The work by Wenge Yang, Xiaojing Huang, Ross Harder, Jesse N. Clark, and Ho-kwang Mao was supported by EFree, an Energy Frontier Research Center funded by the U.S. Department of Energy, Office of Science, Office of Basic Energy Sciences; Ian Robinson at University College of London was supported by the European Research Council "nanosculpture" advanced grant 227711.

About the author(s):

  • Laila Jaber-Ansari is a Ph.D. candidate in Materials Science and Engineering at Northwestern University (Illinois), studying with Mark C. Hersam. She is a member of Center of Electrical Energy Storage (CEES). She received her M. Eng. in Materials Science and Engineering from Northeastern University (Massachusetts) in 2009. Her research interests include application of carbon-based nanomaterials in advancing energy storage devices.

How Do Nanoparticles Handle the Strain?

New imaging method shows how crystals react to pressure

In this new imaging method, a high energy X-ray beam interacts with the crystal's electronic structure and is diffracted. By measuring the diffraction and using a complex modeling program, the team gets three-dimensional images of the nanocrystals under extreme pressure.

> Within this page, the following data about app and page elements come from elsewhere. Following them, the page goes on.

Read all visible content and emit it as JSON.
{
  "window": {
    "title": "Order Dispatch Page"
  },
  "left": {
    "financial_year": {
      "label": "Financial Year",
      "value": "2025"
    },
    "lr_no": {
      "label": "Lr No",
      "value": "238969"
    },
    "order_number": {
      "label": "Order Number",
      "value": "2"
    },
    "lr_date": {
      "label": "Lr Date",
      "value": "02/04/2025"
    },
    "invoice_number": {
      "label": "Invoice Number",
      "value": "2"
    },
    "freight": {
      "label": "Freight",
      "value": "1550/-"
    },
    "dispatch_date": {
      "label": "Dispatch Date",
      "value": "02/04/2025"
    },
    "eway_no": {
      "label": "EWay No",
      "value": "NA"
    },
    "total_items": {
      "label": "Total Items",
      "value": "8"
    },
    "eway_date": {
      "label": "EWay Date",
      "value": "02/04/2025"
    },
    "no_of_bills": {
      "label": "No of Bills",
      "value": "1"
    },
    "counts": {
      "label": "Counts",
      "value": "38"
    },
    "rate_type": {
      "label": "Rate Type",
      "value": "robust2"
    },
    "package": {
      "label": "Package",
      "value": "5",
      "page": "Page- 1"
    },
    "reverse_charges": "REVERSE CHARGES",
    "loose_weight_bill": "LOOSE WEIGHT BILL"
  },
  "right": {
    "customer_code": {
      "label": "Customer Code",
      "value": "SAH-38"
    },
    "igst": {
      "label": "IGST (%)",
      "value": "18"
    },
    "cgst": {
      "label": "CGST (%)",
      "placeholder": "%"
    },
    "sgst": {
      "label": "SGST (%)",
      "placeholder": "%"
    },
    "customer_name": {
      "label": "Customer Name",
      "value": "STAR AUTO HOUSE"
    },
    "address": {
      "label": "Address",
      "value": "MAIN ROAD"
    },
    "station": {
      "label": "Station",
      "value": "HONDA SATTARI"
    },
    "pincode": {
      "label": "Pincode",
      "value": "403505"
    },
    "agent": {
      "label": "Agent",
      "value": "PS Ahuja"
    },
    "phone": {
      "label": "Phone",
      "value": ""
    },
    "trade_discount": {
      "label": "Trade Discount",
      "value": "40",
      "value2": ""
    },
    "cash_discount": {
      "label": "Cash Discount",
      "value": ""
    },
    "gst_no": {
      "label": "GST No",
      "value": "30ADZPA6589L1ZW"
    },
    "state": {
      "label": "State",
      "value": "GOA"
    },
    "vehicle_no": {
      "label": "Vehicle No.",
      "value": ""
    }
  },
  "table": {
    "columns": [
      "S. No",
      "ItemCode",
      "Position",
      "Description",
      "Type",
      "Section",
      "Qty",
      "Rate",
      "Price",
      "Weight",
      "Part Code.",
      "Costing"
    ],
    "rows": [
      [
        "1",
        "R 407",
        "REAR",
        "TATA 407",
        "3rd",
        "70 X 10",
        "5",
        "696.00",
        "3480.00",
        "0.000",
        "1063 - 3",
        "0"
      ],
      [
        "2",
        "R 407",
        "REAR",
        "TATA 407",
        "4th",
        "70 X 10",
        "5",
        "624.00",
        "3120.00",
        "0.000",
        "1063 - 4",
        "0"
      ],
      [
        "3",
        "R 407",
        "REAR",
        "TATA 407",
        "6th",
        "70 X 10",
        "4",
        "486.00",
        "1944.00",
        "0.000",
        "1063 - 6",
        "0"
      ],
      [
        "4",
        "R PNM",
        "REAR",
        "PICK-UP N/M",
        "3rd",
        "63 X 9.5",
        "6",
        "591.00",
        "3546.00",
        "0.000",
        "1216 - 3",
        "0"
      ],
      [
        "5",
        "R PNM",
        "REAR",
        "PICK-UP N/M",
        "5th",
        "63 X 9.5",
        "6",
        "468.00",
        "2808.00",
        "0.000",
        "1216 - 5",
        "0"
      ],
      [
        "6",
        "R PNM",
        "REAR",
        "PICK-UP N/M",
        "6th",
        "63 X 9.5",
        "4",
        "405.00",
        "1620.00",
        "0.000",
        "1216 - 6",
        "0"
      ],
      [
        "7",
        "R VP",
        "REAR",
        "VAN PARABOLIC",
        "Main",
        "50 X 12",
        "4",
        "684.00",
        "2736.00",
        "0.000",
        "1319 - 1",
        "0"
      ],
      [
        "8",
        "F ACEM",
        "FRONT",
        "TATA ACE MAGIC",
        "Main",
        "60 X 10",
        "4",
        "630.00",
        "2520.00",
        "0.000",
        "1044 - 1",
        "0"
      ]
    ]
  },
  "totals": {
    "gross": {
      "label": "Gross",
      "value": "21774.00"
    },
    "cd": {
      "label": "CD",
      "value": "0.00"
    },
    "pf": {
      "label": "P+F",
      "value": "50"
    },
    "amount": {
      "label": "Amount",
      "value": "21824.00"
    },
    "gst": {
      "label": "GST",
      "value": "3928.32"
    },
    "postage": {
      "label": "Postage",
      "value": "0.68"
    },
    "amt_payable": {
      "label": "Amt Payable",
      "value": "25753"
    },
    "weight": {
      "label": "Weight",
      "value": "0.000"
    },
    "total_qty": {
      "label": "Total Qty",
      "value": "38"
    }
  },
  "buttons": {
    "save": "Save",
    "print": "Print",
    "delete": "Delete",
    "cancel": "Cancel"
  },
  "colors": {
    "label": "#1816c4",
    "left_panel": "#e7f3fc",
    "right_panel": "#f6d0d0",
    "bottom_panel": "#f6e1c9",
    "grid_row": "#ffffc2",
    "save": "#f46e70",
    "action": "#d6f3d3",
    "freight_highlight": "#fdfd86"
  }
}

Particles thousands of times smaller than the width of a human hair react differently to extreme conditions than their larger counterparts. Understanding these reactions could result in designing new materials that benefit energy production and storage technologies. Scientists have studied how the particles deform under pressure. The challenge is getting accurate data inside a pressure vessel. Scientists devised a method that directs a high energy, highly coherent x-ray beam into the crystal inside a pressure cell. The beam interacts with the crystal's electronic structure and provides data on changes in the crystal. The data is turned into three-dimensional high-resolution images. This technique provides accurate images and information that could open doors to new materials for batteries, biofuels and other applications. The Center for Energy Frontier Research in Extreme Environments, led by the Carnegie Institution of Washington, performed the research.

More Information

Yang W, X Huang, R Harder, JN Clark, IK Robinson, and HK Mao. 2013. "Coherent Diffraction Imaging of Nanoscale Strain Evolution in a Single Crystal under High Pressure." Nature Communications 2013(4):1-6. DOI: 10.1038/ncomms2661

Disclaimer: The opinions in this newsletter are those of the individual authors and do not represent the views or position of the Department of Energy.